━━━ Data under study

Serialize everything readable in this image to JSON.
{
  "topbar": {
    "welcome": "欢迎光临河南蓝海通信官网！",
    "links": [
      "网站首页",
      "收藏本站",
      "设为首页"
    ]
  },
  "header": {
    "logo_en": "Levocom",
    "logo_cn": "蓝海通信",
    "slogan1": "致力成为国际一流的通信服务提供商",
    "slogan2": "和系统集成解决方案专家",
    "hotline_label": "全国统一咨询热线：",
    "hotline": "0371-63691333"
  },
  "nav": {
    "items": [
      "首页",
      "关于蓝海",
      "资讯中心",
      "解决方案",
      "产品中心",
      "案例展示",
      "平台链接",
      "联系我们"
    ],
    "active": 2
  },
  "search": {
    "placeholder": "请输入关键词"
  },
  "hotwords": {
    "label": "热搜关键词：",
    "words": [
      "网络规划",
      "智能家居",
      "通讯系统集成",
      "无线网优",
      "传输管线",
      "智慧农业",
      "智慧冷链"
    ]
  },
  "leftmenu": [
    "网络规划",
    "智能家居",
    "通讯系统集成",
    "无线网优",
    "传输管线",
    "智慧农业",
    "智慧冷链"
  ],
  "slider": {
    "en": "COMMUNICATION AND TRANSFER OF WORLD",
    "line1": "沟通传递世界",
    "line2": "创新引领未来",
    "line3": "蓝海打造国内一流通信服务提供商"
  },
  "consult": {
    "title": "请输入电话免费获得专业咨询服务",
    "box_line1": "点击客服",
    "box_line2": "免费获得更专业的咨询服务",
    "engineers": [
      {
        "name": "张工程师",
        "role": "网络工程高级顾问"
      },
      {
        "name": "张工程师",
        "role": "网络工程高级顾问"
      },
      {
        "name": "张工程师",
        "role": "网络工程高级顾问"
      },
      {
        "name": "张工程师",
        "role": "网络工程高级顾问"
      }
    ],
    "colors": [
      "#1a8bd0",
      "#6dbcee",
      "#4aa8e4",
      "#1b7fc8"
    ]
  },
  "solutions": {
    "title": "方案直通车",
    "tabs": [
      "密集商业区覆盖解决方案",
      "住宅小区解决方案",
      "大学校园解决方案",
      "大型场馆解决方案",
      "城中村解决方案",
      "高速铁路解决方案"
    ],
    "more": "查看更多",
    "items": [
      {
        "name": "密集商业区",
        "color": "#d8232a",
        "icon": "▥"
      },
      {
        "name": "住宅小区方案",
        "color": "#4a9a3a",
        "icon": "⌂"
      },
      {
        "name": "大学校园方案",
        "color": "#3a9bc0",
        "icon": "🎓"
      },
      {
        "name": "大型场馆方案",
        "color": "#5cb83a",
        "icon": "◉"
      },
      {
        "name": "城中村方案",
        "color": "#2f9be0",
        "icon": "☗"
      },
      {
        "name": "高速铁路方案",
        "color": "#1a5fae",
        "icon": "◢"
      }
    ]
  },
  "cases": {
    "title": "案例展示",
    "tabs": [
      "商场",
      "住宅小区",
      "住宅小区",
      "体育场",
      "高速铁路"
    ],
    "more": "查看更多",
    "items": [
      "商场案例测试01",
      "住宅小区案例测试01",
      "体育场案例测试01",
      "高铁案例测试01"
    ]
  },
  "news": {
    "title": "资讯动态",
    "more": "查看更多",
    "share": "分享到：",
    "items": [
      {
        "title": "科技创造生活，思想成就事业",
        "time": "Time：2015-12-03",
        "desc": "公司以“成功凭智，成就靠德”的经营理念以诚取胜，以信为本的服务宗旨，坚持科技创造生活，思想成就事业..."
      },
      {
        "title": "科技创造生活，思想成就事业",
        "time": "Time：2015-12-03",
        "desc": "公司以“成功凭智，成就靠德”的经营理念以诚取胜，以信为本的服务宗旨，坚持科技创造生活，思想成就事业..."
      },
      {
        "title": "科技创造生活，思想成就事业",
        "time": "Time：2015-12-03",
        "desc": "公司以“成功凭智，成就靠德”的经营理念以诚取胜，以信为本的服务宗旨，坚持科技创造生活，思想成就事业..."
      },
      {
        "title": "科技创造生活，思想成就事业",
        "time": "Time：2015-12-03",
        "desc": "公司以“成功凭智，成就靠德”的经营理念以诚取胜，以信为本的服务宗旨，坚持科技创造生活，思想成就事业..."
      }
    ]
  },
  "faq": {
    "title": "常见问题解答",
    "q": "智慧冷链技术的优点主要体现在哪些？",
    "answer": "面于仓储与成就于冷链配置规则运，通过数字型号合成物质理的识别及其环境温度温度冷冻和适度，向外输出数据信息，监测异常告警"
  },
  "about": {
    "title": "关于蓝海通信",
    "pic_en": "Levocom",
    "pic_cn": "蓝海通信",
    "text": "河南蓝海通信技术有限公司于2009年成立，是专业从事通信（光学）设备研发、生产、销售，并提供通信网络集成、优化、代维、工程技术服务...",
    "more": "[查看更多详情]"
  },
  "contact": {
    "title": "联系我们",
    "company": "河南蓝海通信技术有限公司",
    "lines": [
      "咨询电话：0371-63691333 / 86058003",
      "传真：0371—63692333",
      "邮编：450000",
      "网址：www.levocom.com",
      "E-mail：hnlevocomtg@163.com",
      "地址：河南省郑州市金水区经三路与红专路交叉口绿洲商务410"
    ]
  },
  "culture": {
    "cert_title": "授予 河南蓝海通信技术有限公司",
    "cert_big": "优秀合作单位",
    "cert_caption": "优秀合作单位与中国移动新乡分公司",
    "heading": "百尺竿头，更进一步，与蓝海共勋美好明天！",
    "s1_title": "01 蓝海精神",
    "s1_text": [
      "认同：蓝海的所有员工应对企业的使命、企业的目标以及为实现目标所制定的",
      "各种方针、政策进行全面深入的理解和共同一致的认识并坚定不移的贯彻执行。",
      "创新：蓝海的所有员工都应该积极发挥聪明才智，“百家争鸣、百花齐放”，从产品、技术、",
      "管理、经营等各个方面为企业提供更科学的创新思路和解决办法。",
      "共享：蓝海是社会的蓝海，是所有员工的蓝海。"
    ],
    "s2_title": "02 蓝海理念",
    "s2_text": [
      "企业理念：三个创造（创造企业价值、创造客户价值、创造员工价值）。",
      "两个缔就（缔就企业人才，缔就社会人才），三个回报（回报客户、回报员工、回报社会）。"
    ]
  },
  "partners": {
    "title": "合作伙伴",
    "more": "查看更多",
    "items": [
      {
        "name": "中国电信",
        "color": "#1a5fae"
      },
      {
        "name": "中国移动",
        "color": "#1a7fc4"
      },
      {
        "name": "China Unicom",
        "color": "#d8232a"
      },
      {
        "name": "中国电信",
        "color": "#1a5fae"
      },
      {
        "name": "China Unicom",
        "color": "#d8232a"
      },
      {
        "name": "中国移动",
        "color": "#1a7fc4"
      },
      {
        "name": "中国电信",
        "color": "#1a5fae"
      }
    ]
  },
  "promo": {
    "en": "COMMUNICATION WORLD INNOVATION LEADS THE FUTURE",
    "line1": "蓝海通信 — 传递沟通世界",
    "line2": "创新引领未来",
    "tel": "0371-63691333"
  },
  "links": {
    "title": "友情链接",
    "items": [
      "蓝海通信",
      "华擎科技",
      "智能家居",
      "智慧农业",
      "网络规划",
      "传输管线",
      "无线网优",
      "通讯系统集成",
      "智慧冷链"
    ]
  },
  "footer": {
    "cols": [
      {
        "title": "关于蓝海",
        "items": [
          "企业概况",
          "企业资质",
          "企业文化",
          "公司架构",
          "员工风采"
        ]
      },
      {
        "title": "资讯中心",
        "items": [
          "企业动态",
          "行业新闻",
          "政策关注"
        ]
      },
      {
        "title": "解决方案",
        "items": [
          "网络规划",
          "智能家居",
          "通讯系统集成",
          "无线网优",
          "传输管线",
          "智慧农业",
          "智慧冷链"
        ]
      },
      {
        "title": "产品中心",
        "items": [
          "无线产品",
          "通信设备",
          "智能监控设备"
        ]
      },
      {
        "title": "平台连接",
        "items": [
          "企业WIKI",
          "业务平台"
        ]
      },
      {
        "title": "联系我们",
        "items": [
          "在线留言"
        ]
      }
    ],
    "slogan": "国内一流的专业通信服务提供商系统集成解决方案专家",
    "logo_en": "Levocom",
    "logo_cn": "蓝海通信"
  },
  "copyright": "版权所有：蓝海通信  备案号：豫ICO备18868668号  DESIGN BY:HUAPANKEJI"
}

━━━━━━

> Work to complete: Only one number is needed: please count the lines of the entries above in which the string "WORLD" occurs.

> Problem solution: 2